__TASK TO CARRY OUT__
Retype the full set of records. Keep every character identical.

__DATA FOR ANALYSIS__
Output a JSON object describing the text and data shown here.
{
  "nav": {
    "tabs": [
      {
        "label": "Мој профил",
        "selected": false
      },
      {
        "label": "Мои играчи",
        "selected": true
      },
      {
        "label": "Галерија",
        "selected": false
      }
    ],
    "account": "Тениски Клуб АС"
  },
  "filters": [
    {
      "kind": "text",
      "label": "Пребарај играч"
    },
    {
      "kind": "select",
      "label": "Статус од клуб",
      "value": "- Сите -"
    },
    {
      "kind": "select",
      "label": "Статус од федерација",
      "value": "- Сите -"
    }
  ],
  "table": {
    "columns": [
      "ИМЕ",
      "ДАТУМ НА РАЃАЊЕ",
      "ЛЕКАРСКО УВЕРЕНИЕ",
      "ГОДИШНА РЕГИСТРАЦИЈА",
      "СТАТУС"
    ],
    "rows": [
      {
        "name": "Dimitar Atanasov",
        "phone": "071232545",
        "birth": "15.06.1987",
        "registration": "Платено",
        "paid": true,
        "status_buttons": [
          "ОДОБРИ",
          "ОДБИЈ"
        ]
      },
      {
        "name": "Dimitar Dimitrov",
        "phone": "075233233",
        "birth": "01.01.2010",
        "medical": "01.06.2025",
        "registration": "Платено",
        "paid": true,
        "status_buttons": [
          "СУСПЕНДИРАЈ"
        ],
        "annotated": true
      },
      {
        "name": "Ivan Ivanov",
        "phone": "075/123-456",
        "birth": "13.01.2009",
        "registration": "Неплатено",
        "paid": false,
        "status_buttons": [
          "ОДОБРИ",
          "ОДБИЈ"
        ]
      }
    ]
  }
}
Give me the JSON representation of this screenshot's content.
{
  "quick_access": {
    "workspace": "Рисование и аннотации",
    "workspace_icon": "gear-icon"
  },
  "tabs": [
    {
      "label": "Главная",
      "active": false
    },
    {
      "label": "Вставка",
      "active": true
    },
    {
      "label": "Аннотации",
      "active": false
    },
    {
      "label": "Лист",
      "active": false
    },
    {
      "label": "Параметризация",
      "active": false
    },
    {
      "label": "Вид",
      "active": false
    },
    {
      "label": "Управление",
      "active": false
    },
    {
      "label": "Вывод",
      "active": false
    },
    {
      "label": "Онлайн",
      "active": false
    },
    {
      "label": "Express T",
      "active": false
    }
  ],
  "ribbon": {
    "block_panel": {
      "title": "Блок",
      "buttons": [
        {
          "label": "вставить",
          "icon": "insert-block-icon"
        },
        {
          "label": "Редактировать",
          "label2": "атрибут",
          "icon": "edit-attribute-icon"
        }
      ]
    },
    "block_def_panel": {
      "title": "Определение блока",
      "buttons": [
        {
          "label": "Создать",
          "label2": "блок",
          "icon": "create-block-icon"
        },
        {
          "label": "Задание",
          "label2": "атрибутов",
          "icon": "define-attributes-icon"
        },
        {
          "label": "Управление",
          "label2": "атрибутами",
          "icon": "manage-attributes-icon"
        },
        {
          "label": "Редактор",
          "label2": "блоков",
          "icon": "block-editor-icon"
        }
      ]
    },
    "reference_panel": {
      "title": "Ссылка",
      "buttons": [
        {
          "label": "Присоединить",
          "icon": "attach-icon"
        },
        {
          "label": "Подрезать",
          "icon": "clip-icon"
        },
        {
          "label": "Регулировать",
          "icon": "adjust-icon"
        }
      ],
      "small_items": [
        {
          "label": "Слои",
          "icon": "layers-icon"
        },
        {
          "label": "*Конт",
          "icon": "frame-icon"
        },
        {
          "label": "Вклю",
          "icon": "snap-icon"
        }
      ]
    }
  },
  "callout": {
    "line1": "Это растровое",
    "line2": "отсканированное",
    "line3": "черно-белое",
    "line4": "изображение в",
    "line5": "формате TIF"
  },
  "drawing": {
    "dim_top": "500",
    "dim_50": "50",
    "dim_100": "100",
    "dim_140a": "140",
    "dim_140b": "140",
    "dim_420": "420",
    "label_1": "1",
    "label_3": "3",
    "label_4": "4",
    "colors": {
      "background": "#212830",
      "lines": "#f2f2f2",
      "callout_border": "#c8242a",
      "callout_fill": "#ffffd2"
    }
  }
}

__EXPECTED OUTPUT__
Output a JSON object describing the text and data shown here.
{
  "nav": {
    "tabs": [
      {
        "label": "Мој профил",
        "selected": false
      },
      {
        "label": "Мои играчи",
        "selected": true
      },
      {
        "label": "Галерија",
        "selected": false
      }
    ],
    "account": "Тениски Клуб АС"
  },
  "filters": [
    {
      "kind": "text",
      "label": "Пребарај играч"
    },
    {
      "kind": "select",
      "label": "Статус од клуб",
      "value": "- Сите -"
    },
    {
      "kind": "select",
      "label": "Статус од федерација",
      "value": "- Сите -"
    }
  ],
  "table": {
    "columns": [
      "ИМЕ",
      "ДАТУМ НА РАЃАЊЕ",
      "ЛЕКАРСКО УВЕРЕНИЕ",
      "ГОДИШНА РЕГИСТРАЦИЈА",
      "СТАТУС"
    ],
    "rows": [
      {
        "name": "Dimitar Atanasov",
        "phone": "071232545",
        "birth": "15.06.1987",
        "registration": "Платено",
        "paid": true,
        "status_buttons": [
          "ОДОБРИ",
          "ОДБИЈ"
        ]
      },
      {
        "name": "Dimitar Dimitrov",
        "phone": "075233233",
        "birth": "01.01.2010",
        "medical": "01.06.2025",
        "registration": "Платено",
        "paid": true,
        "status_buttons": [
          "СУСПЕНДИРАЈ"
        ],
        "annotated": true
      },
      {
        "name": "Ivan Ivanov",
        "phone": "075/123-456",
        "birth": "13.01.2009",
        "registration": "Неплатено",
        "paid": false,
        "status_buttons": [
          "ОДОБРИ",
          "ОДБИЈ"
        ]
      }
    ]
  }
}
Give me the JSON representation of this screenshot's content.
{
  "quick_access": {
    "workspace": "Рисование и аннотации",
    "workspace_icon": "gear-icon"
  },
  "tabs": [
    {
      "label": "Главная",
      "active": false
    },
    {
      "label": "Вставка",
      "active": true
    },
    {
      "label": "Аннотации",
      "active": false
    },
    {
      "label": "Лист",
      "active": false
    },
    {
      "label": "Параметризация",
      "active": false
    },
    {
      "label": "Вид",
      "active": false
    },
    {
      "label": "Управление",
      "active": false
    },
    {
      "label": "Вывод",
      "active": false
    },
    {
      "label": "Онлайн",
      "active": false
    },
    {
      "label": "Express T",
      "active": false
    }
  ],
  "ribbon": {
    "block_panel": {
      "title": "Блок",
      "buttons": [
        {
          "label": "вставить",
          "icon": "insert-block-icon"
        },
        {
          "label": "Редактировать",
          "label2": "атрибут",
          "icon": "edit-attribute-icon"
        }
      ]
    },
    "block_def_panel": {
      "title": "Определение блока",
      "buttons": [
        {
          "label": "Создать",
          "label2": "блок",
          "icon": "create-block-icon"
        },
        {
          "label": "Задание",
          "label2": "атрибутов",
          "icon": "define-attributes-icon"
        },
        {
          "label": "Управление",
          "label2": "атрибутами",
          "icon": "manage-attributes-icon"
        },
        {
          "label": "Редактор",
          "label2": "блоков",
          "icon": "block-editor-icon"
        }
      ]
    },
    "reference_panel": {
      "title": "Ссылка",
      "buttons": [
        {
          "label": "Присоединить",
          "icon": "attach-icon"
        },
        {
          "label": "Подрезать",
          "icon": "clip-icon"
        },
        {
          "label": "Регулировать",
          "icon": "adjust-icon"
        }
      ],
      "small_items": [
        {
          "label": "Слои",
          "icon": "layers-icon"
        },
        {
          "label": "*Конт",
          "icon": "frame-icon"
        },
        {
          "label": "Вклю",
          "icon": "snap-icon"
        }
      ]
    }
  },
  "callout": {
    "line1": "Это растровое",
    "line2": "отсканированное",
    "line3": "черно-белое",
    "line4": "изображение в",
    "line5": "формате TIF"
  },
  "drawing": {
    "dim_top": "500",
    "dim_50": "50",
    "dim_100": "100",
    "dim_140a": "140",
    "dim_140b": "140",
    "dim_420": "420",
    "label_1": "1",
    "label_3": "3",
    "label_4": "4",
    "colors": {
      "background": "#212830",
      "lines": "#f2f2f2",
      "callout_border": "#c8242a",
      "callout_fill": "#ffffd2"
    }
  }
}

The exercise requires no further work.